• WHAT THE TASK ASKS: When a line below contains the string "Научная", show that line.

• DATASET EXCERPTS:
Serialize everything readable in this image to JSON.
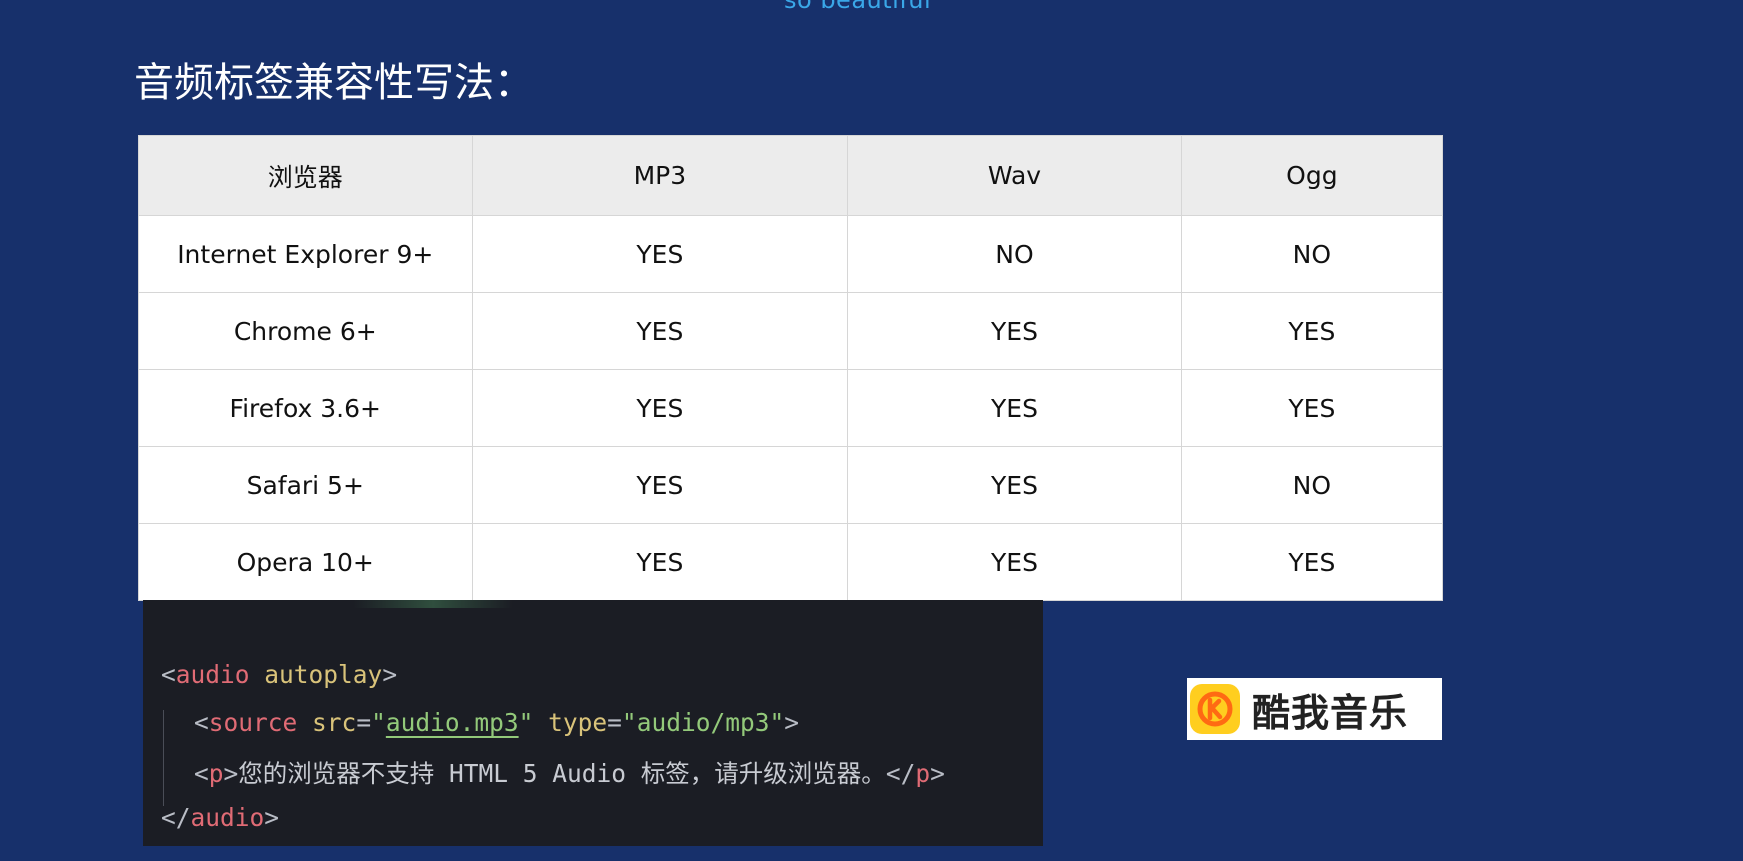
{
  "top_caption": "so beautiful",
  "page_title": "音频标签兼容性写法：",
  "table": {
    "headers": [
      "浏览器",
      "MP3",
      "Wav",
      "Ogg"
    ],
    "rows": [
      [
        "Internet Explorer 9+",
        "YES",
        "NO",
        "NO"
      ],
      [
        "Chrome 6+",
        "YES",
        "YES",
        "YES"
      ],
      [
        "Firefox 3.6+",
        "YES",
        "YES",
        "YES"
      ],
      [
        "Safari 5+",
        "YES",
        "YES",
        "NO"
      ],
      [
        "Opera 10+",
        "YES",
        "YES",
        "YES"
      ]
    ]
  },
  "code": {
    "lt": "<",
    "gt": ">",
    "close_open": "</",
    "eq": "=",
    "q": "\"",
    "audio_tag": "audio",
    "autoplay_attr": "autoplay",
    "source_tag": "source",
    "src_attr": "src",
    "src_value": "audio.mp3",
    "type_attr": "type",
    "type_value": "audio/mp3",
    "p_tag": "p",
    "fallback_text": "您的浏览器不支持 HTML 5 Audio 标签，请升级浏览器。"
  },
  "logo": {
    "icon": "kuwo-music-icon",
    "text": "酷我音乐",
    "colors": {
      "icon_bg": "#ffce1f",
      "icon_ring": "#ff6a13"
    }
  },
  "colors": {
    "background": "#17306b",
    "caption": "#3aa7e8",
    "code_bg": "#1b1d24",
    "code_tag": "#e06b75",
    "code_attr": "#d9c37a",
    "code_string": "#93c97a"
  }
}
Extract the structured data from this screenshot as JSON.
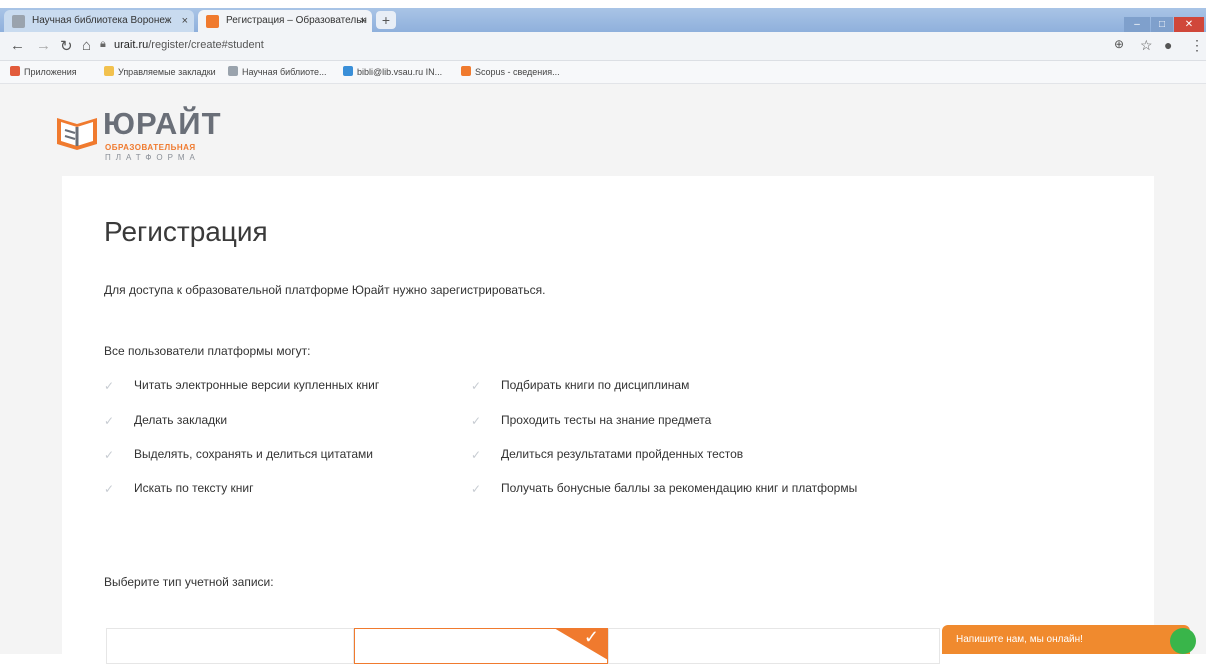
{
  "browser": {
    "tabs": [
      {
        "title": "Научная библиотека Воронеж",
        "active": false
      },
      {
        "title": "Регистрация – Образовательн",
        "active": true
      }
    ],
    "new_tab_glyph": "+",
    "close_glyph": "×",
    "url_host": "urait.ru",
    "url_path": "/register/create#student",
    "bookmarks": [
      {
        "label": "Приложения",
        "icon": "apps-grid-icon",
        "color": "#e25b3b"
      },
      {
        "label": "Управляемые закладки",
        "icon": "folder-icon",
        "color": "#f2c14e"
      },
      {
        "label": "Научная библиоте...",
        "icon": "site-icon",
        "color": "#9aa3ad"
      },
      {
        "label": "bibli@lib.vsau.ru IN...",
        "icon": "site-icon",
        "color": "#3a8fd8"
      },
      {
        "label": "Scopus - сведения...",
        "icon": "scopus-icon",
        "color": "#f07a2e"
      }
    ]
  },
  "logo": {
    "word": "ЮРАЙТ",
    "line1": "ОБРАЗОВАТЕЛЬНАЯ",
    "line2": "ПЛАТФОРМА",
    "accent": "#f07a2e"
  },
  "main": {
    "title": "Регистрация",
    "intro": "Для доступа к образовательной платформе Юрайт нужно зарегистрироваться.",
    "all_users": "Все пользователи платформы могут:",
    "features_left": [
      "Читать электронные версии купленных книг",
      "Делать закладки",
      "Выделять, сохранять и делиться цитатами",
      "Искать по тексту книг"
    ],
    "features_right": [
      "Подбирать книги по дисциплинам",
      "Проходить тесты на знание предмета",
      "Делиться результатами пройденных тестов",
      "Получать бонусные баллы за рекомендацию книг и платформы"
    ],
    "choose_account": "Выберите тип учетной записи:"
  },
  "chat": {
    "label": "Напишите нам, мы онлайн!",
    "color": "#f08a2e"
  }
}
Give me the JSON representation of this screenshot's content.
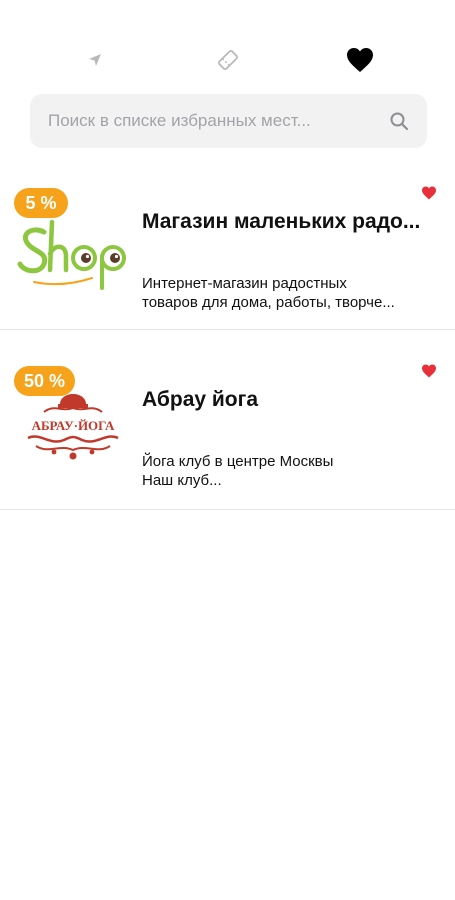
{
  "tabs": [
    {
      "name": "location",
      "icon": "location-arrow-icon"
    },
    {
      "name": "coupons",
      "icon": "ticket-icon"
    },
    {
      "name": "favorites",
      "icon": "heart-icon",
      "active": true
    }
  ],
  "search": {
    "placeholder": "Поиск в списке избранных мест..."
  },
  "colors": {
    "discount_badge": "#f7a21b",
    "favorite_heart": "#e8303a",
    "search_bg": "#f2f2f3"
  },
  "places": [
    {
      "discount": "5 %",
      "title": "Магазин маленьких радо...",
      "desc_line1": "Интернет-магазин радостных",
      "desc_line2": "товаров для дома, работы, творче...",
      "logo_text": "Shop",
      "favorite": true
    },
    {
      "discount": "50 %",
      "title": "Абрау йога",
      "desc_line1": "Йога клуб в центре Москвы",
      "desc_line2": "Наш клуб...",
      "logo_text": "АБРАУ·ЙОГА",
      "favorite": true
    }
  ]
}
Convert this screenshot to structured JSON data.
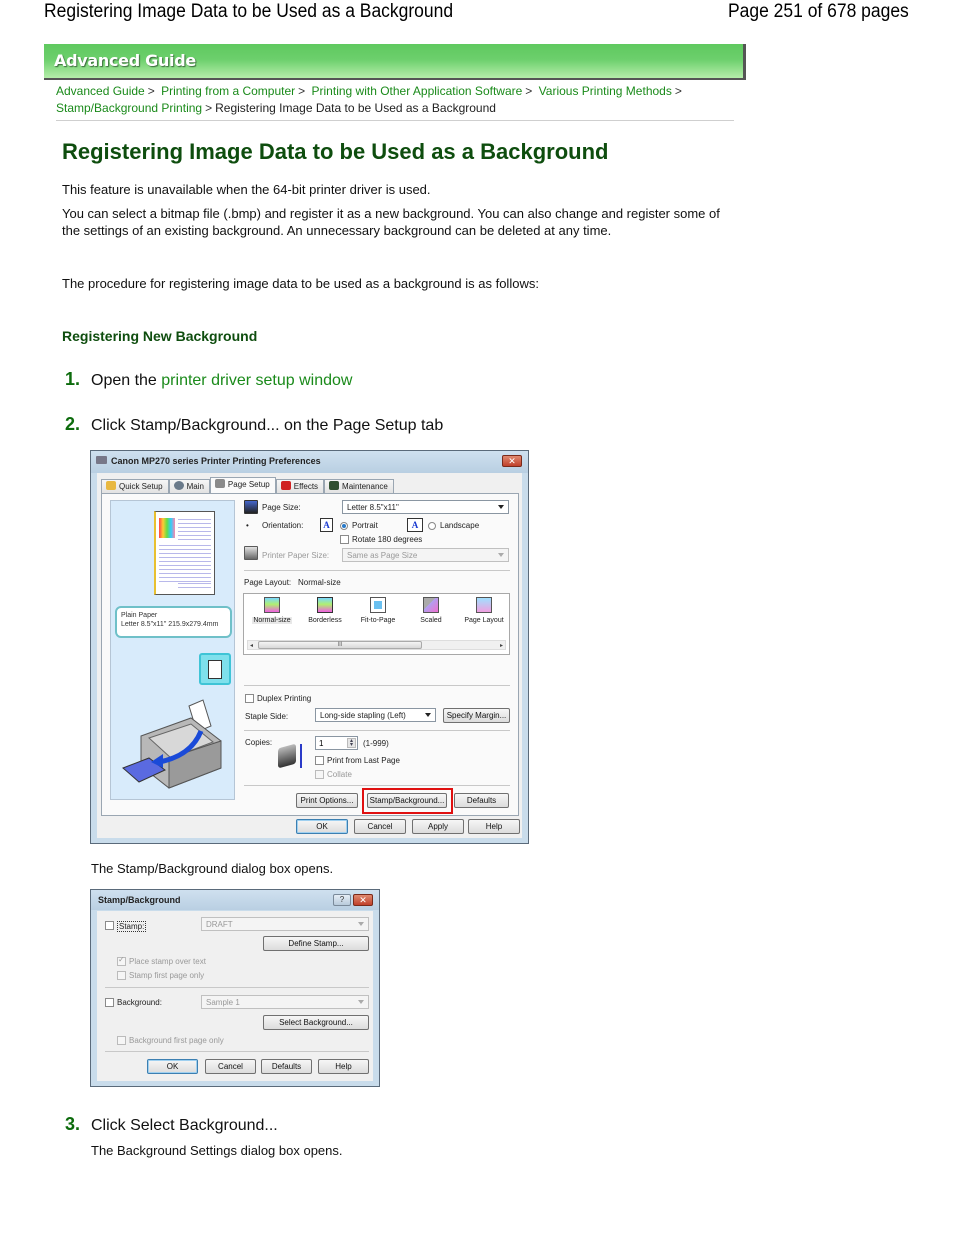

• ANSWER SPACE:
        "title": "Научная библиотека Воронеж",
        "label": "Научная библиоте...",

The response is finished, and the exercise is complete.